Steroid hormones are attractive candidates for transmitting long-range signals to affect behavior. These lipid-soluble molecules derived from dietary cholesterol easily penetrate the brain and act through nuclear hormone receptors (NHRs) that function as transcription factors. To determine the extent to which NHRs affect sleep: wake cycles, we knocked down each of the 18 highly conserved NHRs found in Drosophila adults and report that the ecdysone receptor (EcR) and its direct downstream NHR Eip75B (E75) act in glia to regulate the rhythm and amount of sleep. Given that ecdysone synthesis genes have little to no expression in the fly brain, ecdysone appears to act as a long-distance signal and our data suggest that it enters the brain more at night. Anti-EcR staining localizes to the cortex glia in the brain and functional screening of glial subtypes revealed that EcR functions in adult cortex glia to affect sleep. Cortex glia are implicated in lipid metabolism, which appears to be relevant for actions of ecdysone as ecdysone treatment mobilizes lipid droplets, and knockdown of glial EcR results in more lipid droplets. In addition, sleep-promoting effects of exogenous ecdysone are diminished in lsd-2 mutant flies, which are lean and deficient in lipid accumulation. We propose that ecdysone is a systemic secreted factor that modulates sleep by stimulating lipid metabolism in cortex glia.

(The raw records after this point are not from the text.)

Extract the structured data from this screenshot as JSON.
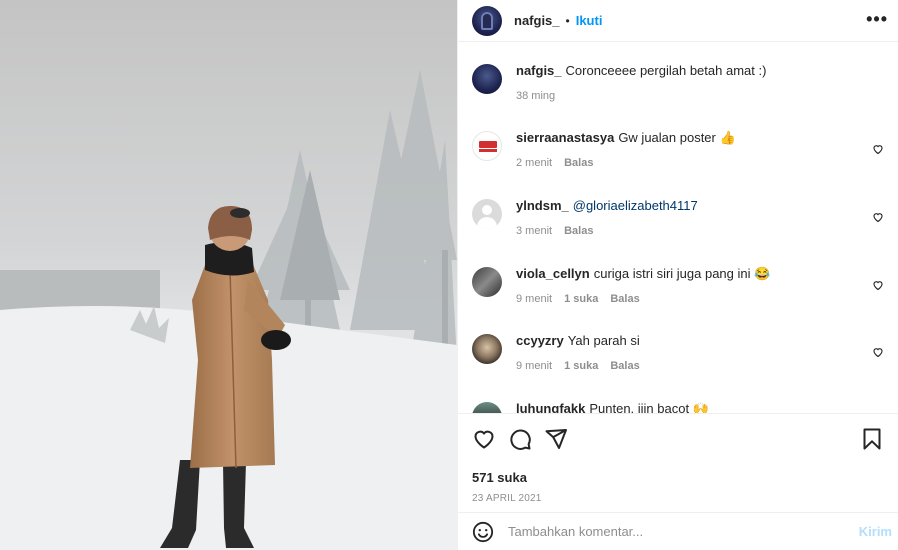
{
  "post": {
    "image_alt": "Woman in camel coat standing in snowy foggy landscape",
    "author": "nafgis_",
    "dot": "•",
    "follow_label": "Ikuti",
    "more_label": "•••"
  },
  "caption": {
    "user": "nafgis_",
    "text": "Coronceeee pergilah betah amat :)",
    "time": "38 ming"
  },
  "comments": [
    {
      "user": "sierraanastasya",
      "text": "Gw jualan poster 👍",
      "time": "2 menit",
      "likes": "",
      "reply": "Balas"
    },
    {
      "user": "ylndsm_",
      "mention": "@gloriaelizabeth4117",
      "text": "",
      "time": "3 menit",
      "likes": "",
      "reply": "Balas"
    },
    {
      "user": "viola_cellyn",
      "text": "curiga istri siri juga pang ini 😂",
      "time": "9 menit",
      "likes": "1 suka",
      "reply": "Balas"
    },
    {
      "user": "ccyyzry",
      "text": "Yah parah si",
      "time": "9 menit",
      "likes": "1 suka",
      "reply": "Balas"
    },
    {
      "user": "luhungfakk",
      "text": "Punten, ijin bacot 🙌",
      "time": "",
      "likes": "",
      "reply": ""
    }
  ],
  "stats": {
    "likes": "571 suka",
    "date": "23 APRIL 2021"
  },
  "composer": {
    "placeholder": "Tambahkan komentar...",
    "post_label": "Kirim"
  },
  "colors": {
    "accent": "#0095f6",
    "post_disabled": "#b2dffc",
    "muted": "#8e8e8e"
  },
  "icons": {
    "like": "heart-icon",
    "comment": "comment-icon",
    "share": "send-icon",
    "save": "bookmark-icon",
    "emoji": "emoji-icon",
    "more": "more-icon"
  }
}
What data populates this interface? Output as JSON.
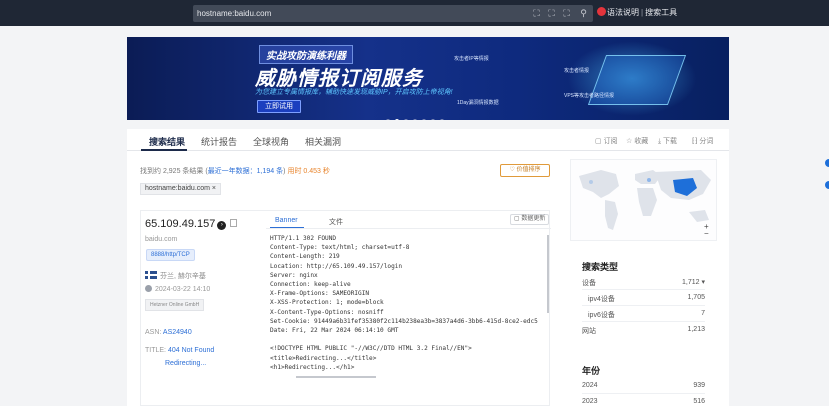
{
  "topbar": {
    "query": "hostname:baidu.com",
    "links": [
      "语法说明",
      "搜索工具"
    ],
    "icons": [
      "scan-icon",
      "target-icon",
      "capture-icon",
      "search-icon"
    ]
  },
  "banner": {
    "top_text": "实战攻防演练利器",
    "main_text": "威胁情报订阅服务",
    "sub_text": "为您建立专属情报库，辅助快速发现威胁IP，开启攻防上帝视角!",
    "button": "立即试用",
    "labels": [
      "攻击者IP等情报",
      "攻击者情报",
      "VPS等攻击者路径情报",
      "1Day漏洞情报数据"
    ],
    "slide_count": 7,
    "active_slide": 2
  },
  "tabs": [
    {
      "label": "搜索结果",
      "active": true
    },
    {
      "label": "统计报告",
      "active": false
    },
    {
      "label": "全球视角",
      "active": false
    },
    {
      "label": "相关漏洞",
      "active": false
    }
  ],
  "tools": [
    "订阅",
    "收藏",
    "下载",
    "分词"
  ],
  "stats": {
    "prefix": "找到约 2,925 条结果 (",
    "recent": "最近一年数据：1,194 条",
    "suffix": ")",
    "time": "用时 0.453 秒"
  },
  "sort_button": "价值排序",
  "filter_tag": "hostname:baidu.com ×",
  "result": {
    "ip": "65.109.49.157",
    "domain": "baidu.com",
    "port": "8888/http/TCP",
    "location": "芬兰, 赫尔辛基",
    "time": "2024-03-22 14:10",
    "org": "Hetzner Online GmbH",
    "asn_label": "ASN:",
    "asn": "AS24940",
    "title_label": "TITLE:",
    "title": "404 Not Found",
    "redirect": "Redirecting..."
  },
  "banner_panel": {
    "tabs": [
      "Banner",
      "文件"
    ],
    "refresh": "数据更新",
    "lines": [
      "HTTP/1.1 302 FOUND",
      "Content-Type: text/html; charset=utf-8",
      "Content-Length: 219",
      "Location: http://65.109.49.157/login",
      "Server: nginx",
      "Connection: keep-alive",
      "X-Frame-Options: SAMEORIGIN",
      "X-XSS-Protection: 1; mode=block",
      "X-Content-Type-Options: nosniff",
      "Set-Cookie: 91449a6b31fef35380f2c114b238ea3b=3837a4d6-3bb6-415d-8ce2-edc5",
      "Date: Fri, 22 Mar 2024 06:14:10 GMT",
      "",
      "<!DOCTYPE HTML PUBLIC \"-//W3C//DTD HTML 3.2 Final//EN\">",
      "<title>Redirecting...</title>",
      "<h1>Redirecting...</h1>"
    ]
  },
  "sidebar": {
    "search_type": {
      "heading": "搜索类型",
      "rows": [
        {
          "label": "设备",
          "value": "1,712 ▾"
        },
        {
          "label": "ipv4设备",
          "value": "1,705"
        },
        {
          "label": "ipv6设备",
          "value": "7"
        },
        {
          "label": "网站",
          "value": "1,213"
        }
      ]
    },
    "year": {
      "heading": "年份",
      "rows": [
        {
          "label": "2024",
          "value": "939"
        },
        {
          "label": "2023",
          "value": "516"
        }
      ]
    },
    "map_zoom": "+ -"
  },
  "colors": {
    "topbar": "#1f2735",
    "accent": "#2d6fd6",
    "highlight_country": "#1e6fd9",
    "orange": "#e8842c"
  }
}
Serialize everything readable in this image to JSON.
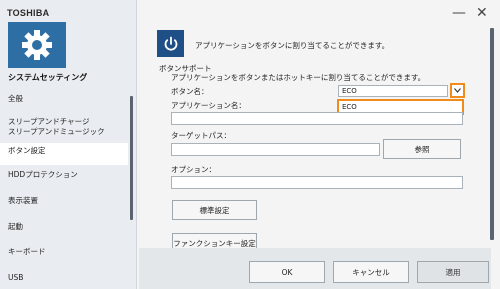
{
  "sidebar": {
    "brand": "TOSHIBA",
    "app_title": "システムセッティング",
    "items": [
      {
        "label": "全般"
      },
      {
        "label": "スリープアンドチャージ\nスリープアンドミュージック"
      },
      {
        "label": "ボタン設定"
      },
      {
        "label": "HDDプロテクション"
      },
      {
        "label": "表示装置"
      },
      {
        "label": "起動"
      },
      {
        "label": "キーボード"
      },
      {
        "label": "USB"
      }
    ]
  },
  "window": {
    "minimize": "—",
    "close": "✕"
  },
  "main": {
    "description": "アプリケーションをボタンに割り当てることができます。",
    "section_title": "ボタンサポート",
    "section_desc": "アプリケーションをボタンまたはホットキーに割り当てることができます。",
    "button_name_label": "ボタン名：",
    "button_name_value": "ECO",
    "dropdown_option": "ECO",
    "app_name_label": "アプリケーション名：",
    "app_name_value": "",
    "target_path_label": "ターゲットパス：",
    "target_path_value": "",
    "browse_button": "参照",
    "option_label": "オプション：",
    "option_value": "",
    "default_button": "標準設定",
    "function_key_button": "ファンクションキー設定"
  },
  "footer": {
    "ok": "OK",
    "cancel": "キャンセル",
    "apply": "適用"
  },
  "colors": {
    "accent_orange": "#f08c1c",
    "tile_blue": "#2d6fa4",
    "power_blue": "#1e4f86"
  }
}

All data analyzed and reported in this study are included in the manuscript, supplementary tables, and source data linked to figures.

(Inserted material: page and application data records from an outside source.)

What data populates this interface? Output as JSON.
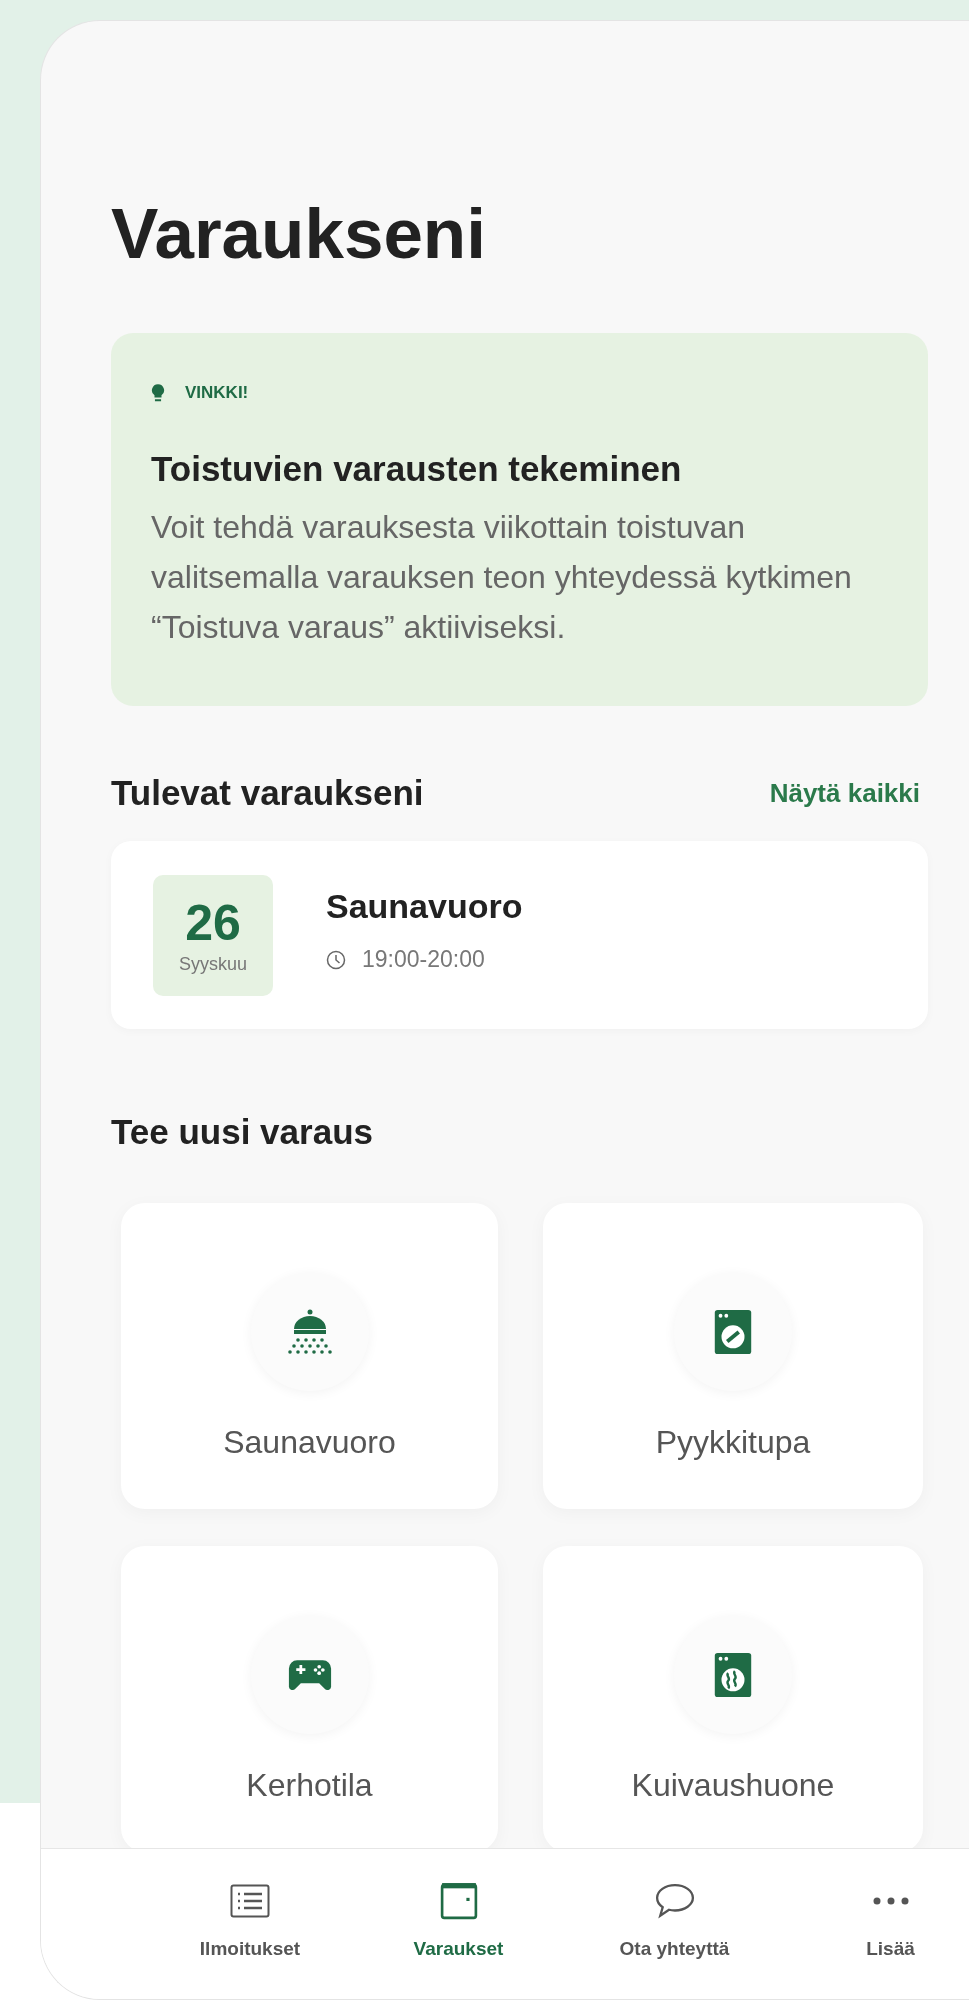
{
  "page": {
    "title": "Varaukseni"
  },
  "tip": {
    "badge": "VINKKI!",
    "title": "Toistuvien varausten tekeminen",
    "body": "Voit tehdä varauksesta viikottain toistuvan valitsemalla varauksen teon yhteydessä kytkimen “Toistuva varaus” aktiiviseksi."
  },
  "upcoming": {
    "heading": "Tulevat varaukseni",
    "link": "Näytä kaikki",
    "bookings": [
      {
        "day": "26",
        "month": "Syyskuu",
        "title": "Saunavuoro",
        "time": "19:00-20:00"
      }
    ]
  },
  "new_booking": {
    "heading": "Tee uusi varaus",
    "spaces": [
      {
        "kind": "sauna",
        "label": "Saunavuoro"
      },
      {
        "kind": "laundry",
        "label": "Pyykkitupa"
      },
      {
        "kind": "clubroom",
        "label": "Kerhotila"
      },
      {
        "kind": "drying",
        "label": "Kuivaushuone"
      }
    ]
  },
  "nav": [
    {
      "kind": "list",
      "label": "Ilmoitukset",
      "selected": false
    },
    {
      "kind": "calendar",
      "label": "Varaukset",
      "selected": true
    },
    {
      "kind": "chat",
      "label": "Ota yhteyttä",
      "selected": false
    },
    {
      "kind": "more",
      "label": "Lisää",
      "selected": false
    }
  ]
}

- Amita Sehgal
- Amita Sehgal
- Amita Sehgal
The funders had no role in study design, data collection and interpretation, or the decision to submit the work for publication.

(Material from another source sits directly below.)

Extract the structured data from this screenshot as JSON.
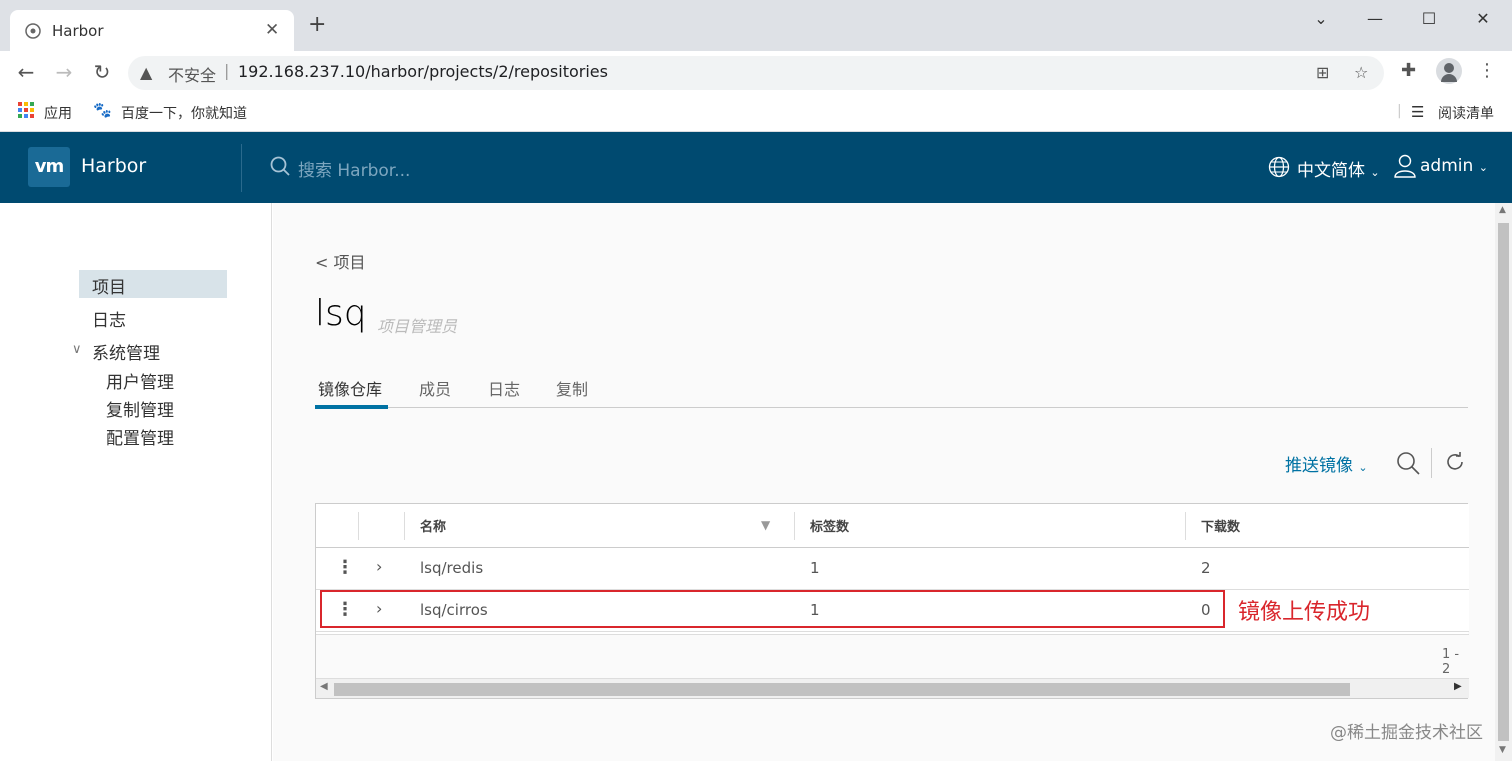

- Mani Ramaswami, Trinity College Dublin, Ireland
© 2023, Li et al.
This article is distributed under the terms of the Creative Commons Attribution License permitting unrestricted use and redistribution provided that the original author and source are credited.
Transsynaptic viral vectors provide means to gain genetic access to neurons based on synaptic connectivity and are essential tools for the dissection of neural circuit function. Among them, the retrograde monosynaptic ΔG-Rabies has been widely used in neuroscience research. A recently developed engineered version of the ΔG-Rabies, the non-toxic self-inactivating (SiR) virus, allows the long term genetic manipulation of neural circuits. However, the high mutational rate of the rabies virus poses a risk that mutations targeting the key genetic regulatory element in the SiR genome could emerge and revert it to a canonical ΔG-Rabies. Such revertant mutations have recently been identified in a SiR batch. To address the origin, incidence and relevance of these mutations, we investigated the genomic stability of SiR in vitro and in vivo. We found that “revertant” mutations are rare and accumulate only when SiR is extensively amplified in vitro, particularly in suboptimal production cell lines that have insufficient levels of TEV protease activity. Moreover, we confirmed that SiR-CRE, unlike canonical ΔG-Rab-CRE or revertant-SiR-CRE, is non-toxic and that revertant mutations do not emerge in vivo during long-term experiments.
Quantitative traits are often complex because of the contribution of many loci, with further complexity added by environmental factors. In medical research, systems genetics is a powerful approach for the study of complex traits, as it integrates intermediate phenotypes, such as RNA, protein, and metabolite levels, to understand molecular and physiological phenotypes linking discrete DNA sequence variation to complex clinical and physiological traits. The primary purpose of this review is to describe some of the resources and tools of systems genetics in humans and rodent models, so that researchers in many areas of biology and medicine can make use of the data.